What we do know about the break is that Brendan O’Shea, the Education Officer of the Western Front Association, acted as the group’s guide over that weekend. O’Shea has written extensively about Ireland’s contribution to the allied powers and he informed them of the Irish soldiers who had played Gaelic football and hurling.
We were over paying respects to the Irish who fought in World War I,” said Michael Darragh Macauley. “It’s different from the training we do on a normal Thursday night but yeah, it was an interesting experience. It was something that I would never have got the opportunity to do, to have a first-hand account of the kind of World War I experience and to have your eyes open to how many Irish were involved over there. I probably won’t be over in those parts of France ever again but it was interesting, yes.
Kilkenny spoke about the privilege associated with the visit. “It was a humbling experience. You see a lot of the people involved, a part of history that would have been forgotten, maybe. Just going over to pay our respects there. One of Dublin GAA’s past chairpersons, Andy Kettle, his grand-uncle Tom Kettle would have fought and died over there as well. I think there were over 200,000 Irish people involved in World War I, whether it was Ulster or Irish Volunteers or people for different reasons. It was fascinating to see that part of history.”
The story of Dublin-born Kettle, an Irish Catholic MP for East Tyrone, is one that is told evocatively by O’Shea. Five days before his death, he wrote a sonnet to his daughter Betty about the ravages of the war:
“So here, while the mad guns curse overhead, And tired men sigh, with mud for couch and floor, Know that we fools, now with the foolish dead, Died not for flag, nor King, nor Emperor, But for a dream, born in a herdsman’s shed, And for the secret Scripture of the poor’.”
Historians like Donal McAnallen, brother of the late Tyrone captain Cormac, and former Dublin dual player Ross O’Carroll, brother of Rory, have helped to document the heroic efforts of several GAA members in The Great War. Newmarket’s John Fox who was wing-back on Clare’s 1914 All-Ireland winning senior hurling side before joining the Munster Fusiliers in the Somme. Jimmy Rossiter, a member of the Wexford football teams that faced Kerry in back-to-back All-Ireland finals in 1913 and ’14, died on the Western Front in ’15. Tralee native Charlie Duggan, a member of Kerry’s first All-Ireland SFC winning side, was wounded in the Battle of Mons.
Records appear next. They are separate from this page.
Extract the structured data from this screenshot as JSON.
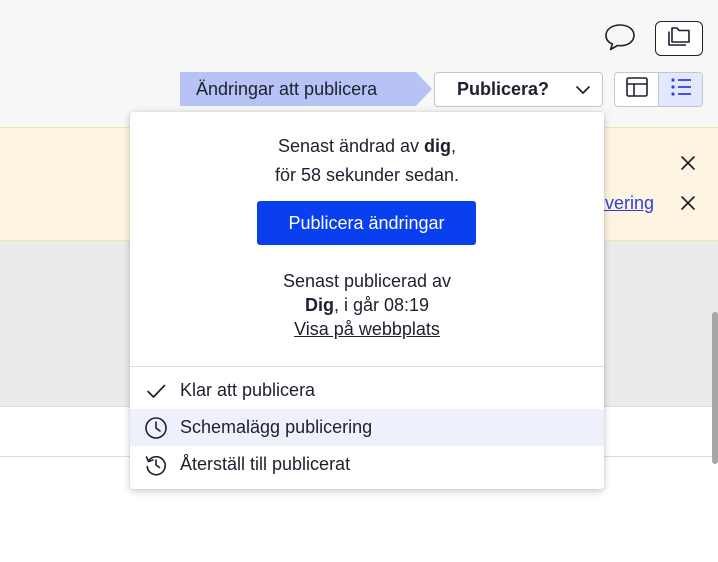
{
  "toolbar": {
    "status_label": "Ändringar att publicera",
    "publish_dropdown_label": "Publicera?",
    "icons": [
      "comment-icon",
      "folder-copy-icon",
      "layout-icon",
      "list-icon"
    ]
  },
  "notice": {
    "link_fragment": "ivering"
  },
  "publish_popover": {
    "modified_line1_prefix": "Senast ändrad av ",
    "modified_user": "dig",
    "modified_line1_suffix": ",",
    "modified_line2": "för 58 sekunder sedan.",
    "publish_button": "Publicera ändringar",
    "published_line1": "Senast publicerad av",
    "published_user": "Dig",
    "published_time": ", i går 08:19",
    "view_on_site_link": "Visa på webbplats",
    "menu_items": [
      {
        "label": "Klar att publicera",
        "icon": "check-icon"
      },
      {
        "label": "Schemalägg publicering",
        "icon": "clock-icon"
      },
      {
        "label": "Återställ till publicerat",
        "icon": "history-icon"
      }
    ]
  },
  "colors": {
    "primary_button": "#0a3ff0",
    "status_chip": "#b7c3f5",
    "notice_bg": "#fdf5e1",
    "menu_highlight": "#eef0fc",
    "link": "#2f3fd8"
  }
}
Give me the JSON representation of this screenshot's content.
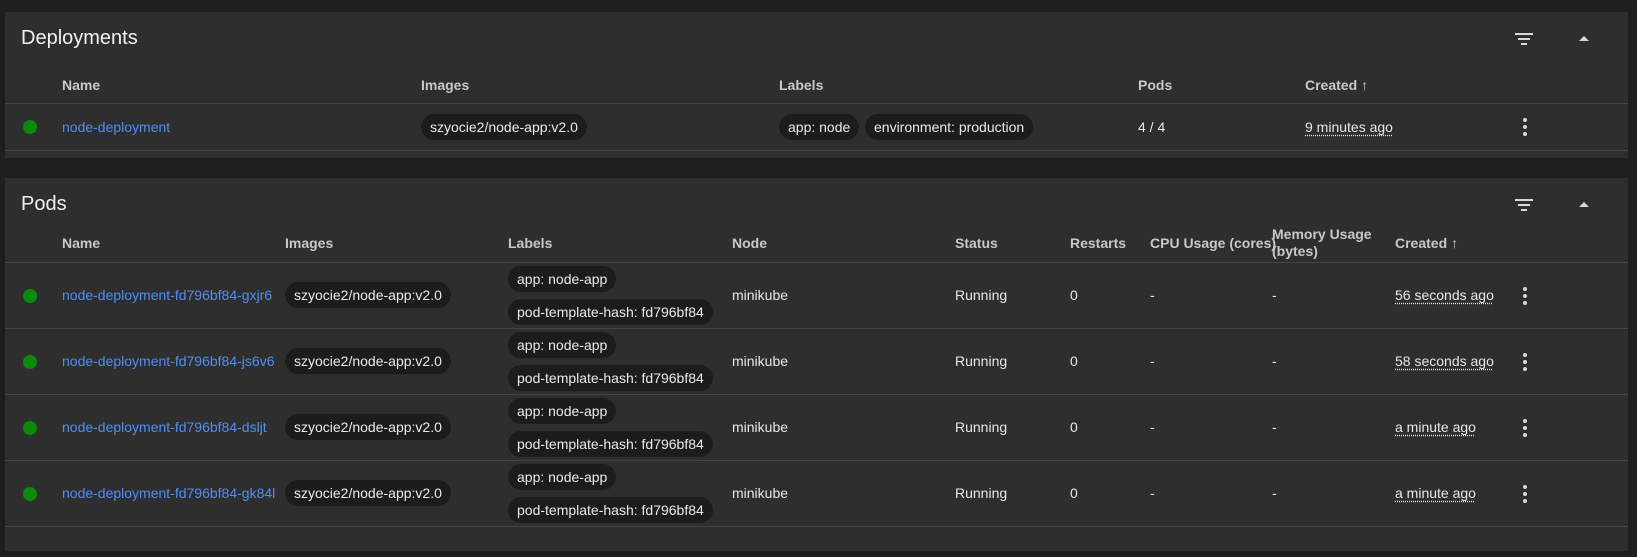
{
  "colors": {
    "status_ok": "#0b8a0b",
    "link": "#4f8ef2",
    "card_bg": "#2e2e2e",
    "page_bg": "#1e1e1e"
  },
  "deployments": {
    "title": "Deployments",
    "filter_icon": "filter-icon",
    "collapse_icon": "chevron-up-icon",
    "columns": {
      "name": "Name",
      "images": "Images",
      "labels": "Labels",
      "pods": "Pods",
      "created": "Created",
      "sort_arrow": "↑"
    },
    "rows": [
      {
        "status": "running",
        "name": "node-deployment",
        "image": "szyocie2/node-app:v2.0",
        "labels": [
          "app: node",
          "environment: production"
        ],
        "pods": "4 / 4",
        "created": "9 minutes ago"
      }
    ]
  },
  "pods": {
    "title": "Pods",
    "filter_icon": "filter-icon",
    "collapse_icon": "chevron-up-icon",
    "columns": {
      "name": "Name",
      "images": "Images",
      "labels": "Labels",
      "node": "Node",
      "status": "Status",
      "restarts": "Restarts",
      "cpu": "CPU Usage (cores)",
      "memory_line1": "Memory Usage",
      "memory_line2": "(bytes)",
      "created": "Created",
      "sort_arrow": "↑"
    },
    "rows": [
      {
        "name": "node-deployment-fd796bf84-gxjr6",
        "image": "szyocie2/node-app:v2.0",
        "labels": [
          "app: node-app",
          "pod-template-hash: fd796bf84"
        ],
        "node": "minikube",
        "status": "Running",
        "restarts": "0",
        "cpu": "-",
        "memory": "-",
        "created": "56 seconds ago"
      },
      {
        "name": "node-deployment-fd796bf84-js6v6",
        "image": "szyocie2/node-app:v2.0",
        "labels": [
          "app: node-app",
          "pod-template-hash: fd796bf84"
        ],
        "node": "minikube",
        "status": "Running",
        "restarts": "0",
        "cpu": "-",
        "memory": "-",
        "created": "58 seconds ago"
      },
      {
        "name": "node-deployment-fd796bf84-dsljt",
        "image": "szyocie2/node-app:v2.0",
        "labels": [
          "app: node-app",
          "pod-template-hash: fd796bf84"
        ],
        "node": "minikube",
        "status": "Running",
        "restarts": "0",
        "cpu": "-",
        "memory": "-",
        "created": "a minute ago"
      },
      {
        "name": "node-deployment-fd796bf84-gk84l",
        "image": "szyocie2/node-app:v2.0",
        "labels": [
          "app: node-app",
          "pod-template-hash: fd796bf84"
        ],
        "node": "minikube",
        "status": "Running",
        "restarts": "0",
        "cpu": "-",
        "memory": "-",
        "created": "a minute ago"
      }
    ]
  }
}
Before enlisting in 1915, Captain Laurence Roche was chairman of the Limerick GAA.
Lance Sergeant William died in France in 1918, six years having featured for Antrim in an All-Ireland SFC final. Belfast club St Peter’s had 20 players who headed to France. A former secretary of the Tyrone County Board, Patrick Holland, signed up for the Royal Flying Corps.
Given his military backgrounds, it was hardly surprising that Jim Gavin would be so aware of a past many, particularly in the GAA, would be conflicted by. But it couldn’t have been more thought-provoking for a group and inspiration for some players chasing a fourth All-Ireland title.
I think as a manager, everyone looks for new ways to motivate a team and you can’t rest on your laurels, not as a player, not as a manager,” said Macauley.
“It’s only right that people try different things because lads get caught up and fall into the same circles so it’s good to bring some fresh ideas in every aspect on and off the field. Some lads might use it for motivation but I think it was more of an educational piece to bring us more together and take us away and show us something unique that we never would have seen in any other kind of walk of life.”